Retype each entry below, keeping every character the same.

[Saved entries]
──────────────────────────────

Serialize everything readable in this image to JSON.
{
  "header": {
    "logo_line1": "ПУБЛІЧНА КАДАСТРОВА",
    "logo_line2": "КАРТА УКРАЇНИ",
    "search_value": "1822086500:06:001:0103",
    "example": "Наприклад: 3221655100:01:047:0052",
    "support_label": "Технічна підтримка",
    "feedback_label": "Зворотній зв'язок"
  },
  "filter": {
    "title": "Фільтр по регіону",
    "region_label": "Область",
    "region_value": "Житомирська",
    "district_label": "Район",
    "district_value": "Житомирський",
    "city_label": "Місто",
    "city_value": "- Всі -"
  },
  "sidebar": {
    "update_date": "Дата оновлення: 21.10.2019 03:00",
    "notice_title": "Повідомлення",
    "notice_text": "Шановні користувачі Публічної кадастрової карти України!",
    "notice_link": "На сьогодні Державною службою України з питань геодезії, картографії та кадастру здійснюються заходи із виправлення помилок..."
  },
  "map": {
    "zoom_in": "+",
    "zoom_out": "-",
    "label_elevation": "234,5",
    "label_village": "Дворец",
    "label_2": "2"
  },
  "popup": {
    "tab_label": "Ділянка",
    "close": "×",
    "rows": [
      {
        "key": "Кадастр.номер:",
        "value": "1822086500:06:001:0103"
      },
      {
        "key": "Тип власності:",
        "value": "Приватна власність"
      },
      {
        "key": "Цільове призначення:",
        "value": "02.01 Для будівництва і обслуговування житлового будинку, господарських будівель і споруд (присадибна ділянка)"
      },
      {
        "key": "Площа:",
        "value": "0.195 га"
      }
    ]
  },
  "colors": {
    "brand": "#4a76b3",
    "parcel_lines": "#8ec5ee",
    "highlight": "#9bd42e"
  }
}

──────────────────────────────

EXERCISE ANSWER
Serialize everything readable in this image to JSON.
{
  "header": {
    "logo_line1": "ПУБЛІЧНА КАДАСТРОВА",
    "logo_line2": "КАРТА УКРАЇНИ",
    "search_value": "1822086500:06:001:0103",
    "example": "Наприклад: 3221655100:01:047:0052",
    "support_label": "Технічна підтримка",
    "feedback_label": "Зворотній зв'язок"
  },
  "filter": {
    "title": "Фільтр по регіону",
    "region_label": "Область",
    "region_value": "Житомирська",
    "district_label": "Район",
    "district_value": "Житомирський",
    "city_label": "Місто",
    "city_value": "- Всі -"
  },
  "sidebar": {
    "update_date": "Дата оновлення: 21.10.2019 03:00",
    "notice_title": "Повідомлення",
    "notice_text": "Шановні користувачі Публічної кадастрової карти України!",
    "notice_link": "На сьогодні Державною службою України з питань геодезії, картографії та кадастру здійснюються заходи із виправлення помилок..."
  },
  "map": {
    "zoom_in": "+",
    "zoom_out": "-",
    "label_elevation": "234,5",
    "label_village": "Дворец",
    "label_2": "2"
  },
  "popup": {
    "tab_label": "Ділянка",
    "close": "×",
    "rows": [
      {
        "key": "Кадастр.номер:",
        "value": "1822086500:06:001:0103"
      },
      {
        "key": "Тип власності:",
        "value": "Приватна власність"
      },
      {
        "key": "Цільове призначення:",
        "value": "02.01 Для будівництва і обслуговування житлового будинку, господарських будівель і споруд (присадибна ділянка)"
      },
      {
        "key": "Площа:",
        "value": "0.195 га"
      }
    ]
  },
  "colors": {
    "brand": "#4a76b3",
    "parcel_lines": "#8ec5ee",
    "highlight": "#9bd42e"
  }
}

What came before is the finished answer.